- **Work order**: Nothing in the data should be altered when it is repeated in full.

[Data records for software interfaces]
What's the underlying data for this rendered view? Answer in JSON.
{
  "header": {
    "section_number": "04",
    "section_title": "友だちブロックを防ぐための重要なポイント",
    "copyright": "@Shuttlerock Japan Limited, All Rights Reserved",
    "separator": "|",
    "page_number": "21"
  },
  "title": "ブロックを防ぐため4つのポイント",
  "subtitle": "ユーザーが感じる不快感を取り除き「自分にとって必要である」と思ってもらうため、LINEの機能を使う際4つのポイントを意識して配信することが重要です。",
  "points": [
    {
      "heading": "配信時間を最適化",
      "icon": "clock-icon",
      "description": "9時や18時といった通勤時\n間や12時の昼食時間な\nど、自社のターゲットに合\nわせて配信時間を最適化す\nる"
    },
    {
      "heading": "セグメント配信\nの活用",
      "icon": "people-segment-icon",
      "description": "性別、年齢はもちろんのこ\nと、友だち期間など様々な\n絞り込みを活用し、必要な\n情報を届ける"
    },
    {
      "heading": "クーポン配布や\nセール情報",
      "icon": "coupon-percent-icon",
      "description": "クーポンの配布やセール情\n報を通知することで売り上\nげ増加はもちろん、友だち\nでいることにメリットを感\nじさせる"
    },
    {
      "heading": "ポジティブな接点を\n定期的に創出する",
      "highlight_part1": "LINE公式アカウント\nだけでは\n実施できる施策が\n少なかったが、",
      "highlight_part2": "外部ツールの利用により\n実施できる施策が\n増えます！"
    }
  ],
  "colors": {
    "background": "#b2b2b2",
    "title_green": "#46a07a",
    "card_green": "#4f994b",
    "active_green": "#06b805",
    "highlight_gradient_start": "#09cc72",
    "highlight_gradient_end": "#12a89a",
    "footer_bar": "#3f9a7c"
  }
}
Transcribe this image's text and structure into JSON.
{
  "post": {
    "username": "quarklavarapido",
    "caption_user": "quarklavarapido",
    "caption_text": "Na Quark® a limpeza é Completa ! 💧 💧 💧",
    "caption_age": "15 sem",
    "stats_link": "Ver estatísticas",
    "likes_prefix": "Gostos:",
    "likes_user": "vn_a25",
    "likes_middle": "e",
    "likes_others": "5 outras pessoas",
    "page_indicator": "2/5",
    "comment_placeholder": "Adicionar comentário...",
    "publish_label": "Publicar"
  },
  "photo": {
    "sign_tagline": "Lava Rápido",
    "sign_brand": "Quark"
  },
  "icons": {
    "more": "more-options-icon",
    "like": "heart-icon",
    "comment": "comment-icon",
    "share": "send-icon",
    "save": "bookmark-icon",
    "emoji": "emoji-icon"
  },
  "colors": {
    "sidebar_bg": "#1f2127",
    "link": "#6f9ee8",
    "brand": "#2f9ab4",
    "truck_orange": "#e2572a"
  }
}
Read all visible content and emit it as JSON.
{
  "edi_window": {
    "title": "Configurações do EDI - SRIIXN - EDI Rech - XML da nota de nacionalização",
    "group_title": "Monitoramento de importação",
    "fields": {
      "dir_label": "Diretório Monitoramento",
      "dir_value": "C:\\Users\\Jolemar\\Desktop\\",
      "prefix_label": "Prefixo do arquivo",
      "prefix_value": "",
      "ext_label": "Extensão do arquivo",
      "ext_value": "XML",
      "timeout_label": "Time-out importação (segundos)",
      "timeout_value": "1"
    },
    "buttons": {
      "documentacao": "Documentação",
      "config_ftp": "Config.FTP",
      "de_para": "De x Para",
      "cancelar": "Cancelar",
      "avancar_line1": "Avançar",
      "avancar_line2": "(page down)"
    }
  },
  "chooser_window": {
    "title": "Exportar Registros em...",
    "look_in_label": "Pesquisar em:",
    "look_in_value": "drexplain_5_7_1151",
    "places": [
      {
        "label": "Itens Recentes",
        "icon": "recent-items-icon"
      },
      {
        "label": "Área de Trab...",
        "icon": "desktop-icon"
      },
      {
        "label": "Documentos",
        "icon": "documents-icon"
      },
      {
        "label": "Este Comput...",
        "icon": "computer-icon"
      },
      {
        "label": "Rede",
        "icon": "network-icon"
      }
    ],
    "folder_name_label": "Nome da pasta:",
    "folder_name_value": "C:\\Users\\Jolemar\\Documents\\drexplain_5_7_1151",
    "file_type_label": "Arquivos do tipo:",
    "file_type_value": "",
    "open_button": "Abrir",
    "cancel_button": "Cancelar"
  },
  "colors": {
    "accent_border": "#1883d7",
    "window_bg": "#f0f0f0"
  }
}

- **Solution for this exercise**:
What's the underlying data for this rendered view? Answer in JSON.
{
  "header": {
    "section_number": "04",
    "section_title": "友だちブロックを防ぐための重要なポイント",
    "copyright": "@Shuttlerock Japan Limited, All Rights Reserved",
    "separator": "|",
    "page_number": "21"
  },
  "title": "ブロックを防ぐため4つのポイント",
  "subtitle": "ユーザーが感じる不快感を取り除き「自分にとって必要である」と思ってもらうため、LINEの機能を使う際4つのポイントを意識して配信することが重要です。",
  "points": [
    {
      "heading": "配信時間を最適化",
      "icon": "clock-icon",
      "description": "9時や18時といった通勤時\n間や12時の昼食時間な\nど、自社のターゲットに合\nわせて配信時間を最適化す\nる"
    },
    {
      "heading": "セグメント配信\nの活用",
      "icon": "people-segment-icon",
      "description": "性別、年齢はもちろんのこ\nと、友だち期間など様々な\n絞り込みを活用し、必要な\n情報を届ける"
    },
    {
      "heading": "クーポン配布や\nセール情報",
      "icon": "coupon-percent-icon",
      "description": "クーポンの配布やセール情\n報を通知することで売り上\nげ増加はもちろん、友だち\nでいることにメリットを感\nじさせる"
    },
    {
      "heading": "ポジティブな接点を\n定期的に創出する",
      "highlight_part1": "LINE公式アカウント\nだけでは\n実施できる施策が\n少なかったが、",
      "highlight_part2": "外部ツールの利用により\n実施できる施策が\n増えます！"
    }
  ],
  "colors": {
    "background": "#b2b2b2",
    "title_green": "#46a07a",
    "card_green": "#4f994b",
    "active_green": "#06b805",
    "highlight_gradient_start": "#09cc72",
    "highlight_gradient_end": "#12a89a",
    "footer_bar": "#3f9a7c"
  }
}
Transcribe this image's text and structure into JSON.
{
  "post": {
    "username": "quarklavarapido",
    "caption_user": "quarklavarapido",
    "caption_text": "Na Quark® a limpeza é Completa ! 💧 💧 💧",
    "caption_age": "15 sem",
    "stats_link": "Ver estatísticas",
    "likes_prefix": "Gostos:",
    "likes_user": "vn_a25",
    "likes_middle": "e",
    "likes_others": "5 outras pessoas",
    "page_indicator": "2/5",
    "comment_placeholder": "Adicionar comentário...",
    "publish_label": "Publicar"
  },
  "photo": {
    "sign_tagline": "Lava Rápido",
    "sign_brand": "Quark"
  },
  "icons": {
    "more": "more-options-icon",
    "like": "heart-icon",
    "comment": "comment-icon",
    "share": "send-icon",
    "save": "bookmark-icon",
    "emoji": "emoji-icon"
  },
  "colors": {
    "sidebar_bg": "#1f2127",
    "link": "#6f9ee8",
    "brand": "#2f9ab4",
    "truck_orange": "#e2572a"
  }
}
Read all visible content and emit it as JSON.
{
  "edi_window": {
    "title": "Configurações do EDI - SRIIXN - EDI Rech - XML da nota de nacionalização",
    "group_title": "Monitoramento de importação",
    "fields": {
      "dir_label": "Diretório Monitoramento",
      "dir_value": "C:\\Users\\Jolemar\\Desktop\\",
      "prefix_label": "Prefixo do arquivo",
      "prefix_value": "",
      "ext_label": "Extensão do arquivo",
      "ext_value": "XML",
      "timeout_label": "Time-out importação (segundos)",
      "timeout_value": "1"
    },
    "buttons": {
      "documentacao": "Documentação",
      "config_ftp": "Config.FTP",
      "de_para": "De x Para",
      "cancelar": "Cancelar",
      "avancar_line1": "Avançar",
      "avancar_line2": "(page down)"
    }
  },
  "chooser_window": {
    "title": "Exportar Registros em...",
    "look_in_label": "Pesquisar em:",
    "look_in_value": "drexplain_5_7_1151",
    "places": [
      {
        "label": "Itens Recentes",
        "icon": "recent-items-icon"
      },
      {
        "label": "Área de Trab...",
        "icon": "desktop-icon"
      },
      {
        "label": "Documentos",
        "icon": "documents-icon"
      },
      {
        "label": "Este Comput...",
        "icon": "computer-icon"
      },
      {
        "label": "Rede",
        "icon": "network-icon"
      }
    ],
    "folder_name_label": "Nome da pasta:",
    "folder_name_value": "C:\\Users\\Jolemar\\Documents\\drexplain_5_7_1151",
    "file_type_label": "Arquivos do tipo:",
    "file_type_value": "",
    "open_button": "Abrir",
    "cancel_button": "Cancelar"
  },
  "colors": {
    "accent_border": "#1883d7",
    "window_bg": "#f0f0f0"
  }
}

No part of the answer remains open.